┌──

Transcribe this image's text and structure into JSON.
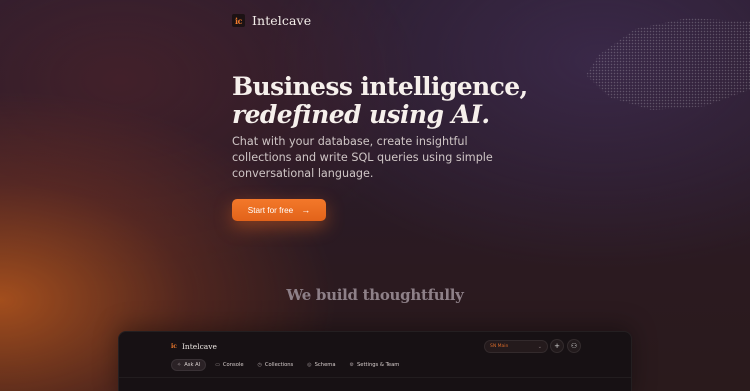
{
  "header": {
    "logo_text": "ic",
    "brand_name": "Intelcave"
  },
  "hero": {
    "title_line1": "Business intelligence,",
    "title_line2": "redefined using AI.",
    "subtitle": "Chat with your database, create insightful collections and write SQL queries using simple conversational language.",
    "cta_label": "Start for free",
    "cta_icon": "→"
  },
  "section": {
    "tagline": "We build thoughtfully"
  },
  "app_preview": {
    "logo_text": "ic",
    "brand_name": "Intelcave",
    "db_selector": {
      "selected": "SN Main",
      "chevron": "⌄"
    },
    "add_icon": "+",
    "user_icon": "⚇",
    "tabs": [
      {
        "label": "Ask AI",
        "icon": "✧",
        "active": true
      },
      {
        "label": "Console",
        "icon": "▭",
        "active": false
      },
      {
        "label": "Collections",
        "icon": "◷",
        "active": false
      },
      {
        "label": "Schema",
        "icon": "◎",
        "active": false
      },
      {
        "label": "Settings & Team",
        "icon": "⚙",
        "active": false
      }
    ]
  },
  "colors": {
    "accent": "#f07a2c",
    "cta_bg": "#e8681f",
    "bg_dark": "#2a1b27"
  }
}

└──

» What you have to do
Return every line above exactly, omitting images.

» Answer below
Transcribe this image's text and structure into JSON.
{
  "header": {
    "logo_text": "ic",
    "brand_name": "Intelcave"
  },
  "hero": {
    "title_line1": "Business intelligence,",
    "title_line2": "redefined using AI.",
    "subtitle": "Chat with your database, create insightful collections and write SQL queries using simple conversational language.",
    "cta_label": "Start for free",
    "cta_icon": "→"
  },
  "section": {
    "tagline": "We build thoughtfully"
  },
  "app_preview": {
    "logo_text": "ic",
    "brand_name": "Intelcave",
    "db_selector": {
      "selected": "SN Main",
      "chevron": "⌄"
    },
    "add_icon": "+",
    "user_icon": "⚇",
    "tabs": [
      {
        "label": "Ask AI",
        "icon": "✧",
        "active": true
      },
      {
        "label": "Console",
        "icon": "▭",
        "active": false
      },
      {
        "label": "Collections",
        "icon": "◷",
        "active": false
      },
      {
        "label": "Schema",
        "icon": "◎",
        "active": false
      },
      {
        "label": "Settings & Team",
        "icon": "⚙",
        "active": false
      }
    ]
  },
  "colors": {
    "accent": "#f07a2c",
    "cta_bg": "#e8681f",
    "bg_dark": "#2a1b27"
  }
}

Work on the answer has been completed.